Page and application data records
***

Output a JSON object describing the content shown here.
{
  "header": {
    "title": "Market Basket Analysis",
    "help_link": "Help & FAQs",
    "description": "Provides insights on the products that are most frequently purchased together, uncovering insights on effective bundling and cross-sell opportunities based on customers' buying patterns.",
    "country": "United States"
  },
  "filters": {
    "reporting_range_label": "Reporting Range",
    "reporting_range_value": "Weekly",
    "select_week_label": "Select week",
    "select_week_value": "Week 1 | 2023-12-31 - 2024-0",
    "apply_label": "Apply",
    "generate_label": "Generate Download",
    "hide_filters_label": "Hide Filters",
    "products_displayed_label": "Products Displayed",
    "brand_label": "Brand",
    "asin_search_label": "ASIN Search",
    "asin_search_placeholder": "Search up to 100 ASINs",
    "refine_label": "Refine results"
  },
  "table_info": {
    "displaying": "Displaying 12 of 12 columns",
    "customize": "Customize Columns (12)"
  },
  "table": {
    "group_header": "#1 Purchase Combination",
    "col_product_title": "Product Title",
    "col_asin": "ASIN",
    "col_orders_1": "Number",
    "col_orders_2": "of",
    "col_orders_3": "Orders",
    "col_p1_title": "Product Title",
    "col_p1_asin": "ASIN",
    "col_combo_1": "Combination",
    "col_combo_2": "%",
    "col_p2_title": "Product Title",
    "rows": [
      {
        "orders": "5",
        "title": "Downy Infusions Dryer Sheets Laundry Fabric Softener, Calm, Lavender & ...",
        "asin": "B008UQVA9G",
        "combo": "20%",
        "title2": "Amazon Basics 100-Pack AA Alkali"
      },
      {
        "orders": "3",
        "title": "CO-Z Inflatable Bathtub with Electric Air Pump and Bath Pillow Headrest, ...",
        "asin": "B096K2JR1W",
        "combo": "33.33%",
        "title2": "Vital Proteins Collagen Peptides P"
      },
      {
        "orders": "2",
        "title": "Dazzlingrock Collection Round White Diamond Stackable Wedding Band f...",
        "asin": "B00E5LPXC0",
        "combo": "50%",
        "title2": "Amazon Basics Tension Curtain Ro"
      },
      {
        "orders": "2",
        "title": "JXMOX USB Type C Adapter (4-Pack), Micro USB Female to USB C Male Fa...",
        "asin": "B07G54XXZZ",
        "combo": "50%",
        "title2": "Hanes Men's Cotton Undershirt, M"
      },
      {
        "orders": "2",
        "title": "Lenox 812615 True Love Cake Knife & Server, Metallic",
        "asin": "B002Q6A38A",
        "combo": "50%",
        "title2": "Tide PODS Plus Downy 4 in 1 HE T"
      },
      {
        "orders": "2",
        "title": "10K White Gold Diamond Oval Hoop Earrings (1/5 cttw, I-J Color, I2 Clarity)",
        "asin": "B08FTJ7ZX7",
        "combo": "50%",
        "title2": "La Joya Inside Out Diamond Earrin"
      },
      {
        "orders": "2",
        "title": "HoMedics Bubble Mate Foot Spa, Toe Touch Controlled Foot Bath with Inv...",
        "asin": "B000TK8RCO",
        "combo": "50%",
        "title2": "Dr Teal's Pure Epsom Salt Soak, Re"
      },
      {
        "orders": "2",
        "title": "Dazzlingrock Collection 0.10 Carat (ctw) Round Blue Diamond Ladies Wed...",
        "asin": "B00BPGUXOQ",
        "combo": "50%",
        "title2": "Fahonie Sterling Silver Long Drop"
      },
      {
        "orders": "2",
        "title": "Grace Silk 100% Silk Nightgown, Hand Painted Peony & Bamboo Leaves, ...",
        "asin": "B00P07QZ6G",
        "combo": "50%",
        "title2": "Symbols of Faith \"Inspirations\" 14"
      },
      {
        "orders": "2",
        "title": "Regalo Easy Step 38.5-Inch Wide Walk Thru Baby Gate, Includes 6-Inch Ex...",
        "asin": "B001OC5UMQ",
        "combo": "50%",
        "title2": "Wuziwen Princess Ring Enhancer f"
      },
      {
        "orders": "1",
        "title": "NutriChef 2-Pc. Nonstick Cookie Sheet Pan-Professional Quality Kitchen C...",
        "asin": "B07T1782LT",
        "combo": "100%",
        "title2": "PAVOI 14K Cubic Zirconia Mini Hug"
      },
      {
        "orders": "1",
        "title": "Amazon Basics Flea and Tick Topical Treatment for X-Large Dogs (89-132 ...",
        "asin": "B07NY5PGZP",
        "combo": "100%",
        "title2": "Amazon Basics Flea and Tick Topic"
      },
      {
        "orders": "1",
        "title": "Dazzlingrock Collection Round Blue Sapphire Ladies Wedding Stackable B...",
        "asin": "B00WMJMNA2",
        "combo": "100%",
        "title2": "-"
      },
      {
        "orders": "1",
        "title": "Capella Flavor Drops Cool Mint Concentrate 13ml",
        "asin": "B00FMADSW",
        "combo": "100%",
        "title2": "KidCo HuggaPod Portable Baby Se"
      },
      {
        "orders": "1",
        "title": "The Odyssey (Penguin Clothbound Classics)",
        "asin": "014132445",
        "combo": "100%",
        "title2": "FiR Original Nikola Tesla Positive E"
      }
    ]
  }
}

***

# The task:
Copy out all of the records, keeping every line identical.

# Result:
Output a JSON object describing the content shown here.
{
  "header": {
    "title": "Market Basket Analysis",
    "help_link": "Help & FAQs",
    "description": "Provides insights on the products that are most frequently purchased together, uncovering insights on effective bundling and cross-sell opportunities based on customers' buying patterns.",
    "country": "United States"
  },
  "filters": {
    "reporting_range_label": "Reporting Range",
    "reporting_range_value": "Weekly",
    "select_week_label": "Select week",
    "select_week_value": "Week 1 | 2023-12-31 - 2024-0",
    "apply_label": "Apply",
    "generate_label": "Generate Download",
    "hide_filters_label": "Hide Filters",
    "products_displayed_label": "Products Displayed",
    "brand_label": "Brand",
    "asin_search_label": "ASIN Search",
    "asin_search_placeholder": "Search up to 100 ASINs",
    "refine_label": "Refine results"
  },
  "table_info": {
    "displaying": "Displaying 12 of 12 columns",
    "customize": "Customize Columns (12)"
  },
  "table": {
    "group_header": "#1 Purchase Combination",
    "col_product_title": "Product Title",
    "col_asin": "ASIN",
    "col_orders_1": "Number",
    "col_orders_2": "of",
    "col_orders_3": "Orders",
    "col_p1_title": "Product Title",
    "col_p1_asin": "ASIN",
    "col_combo_1": "Combination",
    "col_combo_2": "%",
    "col_p2_title": "Product Title",
    "rows": [
      {
        "orders": "5",
        "title": "Downy Infusions Dryer Sheets Laundry Fabric Softener, Calm, Lavender & ...",
        "asin": "B008UQVA9G",
        "combo": "20%",
        "title2": "Amazon Basics 100-Pack AA Alkali"
      },
      {
        "orders": "3",
        "title": "CO-Z Inflatable Bathtub with Electric Air Pump and Bath Pillow Headrest, ...",
        "asin": "B096K2JR1W",
        "combo": "33.33%",
        "title2": "Vital Proteins Collagen Peptides P"
      },
      {
        "orders": "2",
        "title": "Dazzlingrock Collection Round White Diamond Stackable Wedding Band f...",
        "asin": "B00E5LPXC0",
        "combo": "50%",
        "title2": "Amazon Basics Tension Curtain Ro"
      },
      {
        "orders": "2",
        "title": "JXMOX USB Type C Adapter (4-Pack), Micro USB Female to USB C Male Fa...",
        "asin": "B07G54XXZZ",
        "combo": "50%",
        "title2": "Hanes Men's Cotton Undershirt, M"
      },
      {
        "orders": "2",
        "title": "Lenox 812615 True Love Cake Knife & Server, Metallic",
        "asin": "B002Q6A38A",
        "combo": "50%",
        "title2": "Tide PODS Plus Downy 4 in 1 HE T"
      },
      {
        "orders": "2",
        "title": "10K White Gold Diamond Oval Hoop Earrings (1/5 cttw, I-J Color, I2 Clarity)",
        "asin": "B08FTJ7ZX7",
        "combo": "50%",
        "title2": "La Joya Inside Out Diamond Earrin"
      },
      {
        "orders": "2",
        "title": "HoMedics Bubble Mate Foot Spa, Toe Touch Controlled Foot Bath with Inv...",
        "asin": "B000TK8RCO",
        "combo": "50%",
        "title2": "Dr Teal's Pure Epsom Salt Soak, Re"
      },
      {
        "orders": "2",
        "title": "Dazzlingrock Collection 0.10 Carat (ctw) Round Blue Diamond Ladies Wed...",
        "asin": "B00BPGUXOQ",
        "combo": "50%",
        "title2": "Fahonie Sterling Silver Long Drop"
      },
      {
        "orders": "2",
        "title": "Grace Silk 100% Silk Nightgown, Hand Painted Peony & Bamboo Leaves, ...",
        "asin": "B00P07QZ6G",
        "combo": "50%",
        "title2": "Symbols of Faith \"Inspirations\" 14"
      },
      {
        "orders": "2",
        "title": "Regalo Easy Step 38.5-Inch Wide Walk Thru Baby Gate, Includes 6-Inch Ex...",
        "asin": "B001OC5UMQ",
        "combo": "50%",
        "title2": "Wuziwen Princess Ring Enhancer f"
      },
      {
        "orders": "1",
        "title": "NutriChef 2-Pc. Nonstick Cookie Sheet Pan-Professional Quality Kitchen C...",
        "asin": "B07T1782LT",
        "combo": "100%",
        "title2": "PAVOI 14K Cubic Zirconia Mini Hug"
      },
      {
        "orders": "1",
        "title": "Amazon Basics Flea and Tick Topical Treatment for X-Large Dogs (89-132 ...",
        "asin": "B07NY5PGZP",
        "combo": "100%",
        "title2": "Amazon Basics Flea and Tick Topic"
      },
      {
        "orders": "1",
        "title": "Dazzlingrock Collection Round Blue Sapphire Ladies Wedding Stackable B...",
        "asin": "B00WMJMNA2",
        "combo": "100%",
        "title2": "-"
      },
      {
        "orders": "1",
        "title": "Capella Flavor Drops Cool Mint Concentrate 13ml",
        "asin": "B00FMADSW",
        "combo": "100%",
        "title2": "KidCo HuggaPod Portable Baby Se"
      },
      {
        "orders": "1",
        "title": "The Odyssey (Penguin Clothbound Classics)",
        "asin": "014132445",
        "combo": "100%",
        "title2": "FiR Original Nikola Tesla Positive E"
      }
    ]
  }
}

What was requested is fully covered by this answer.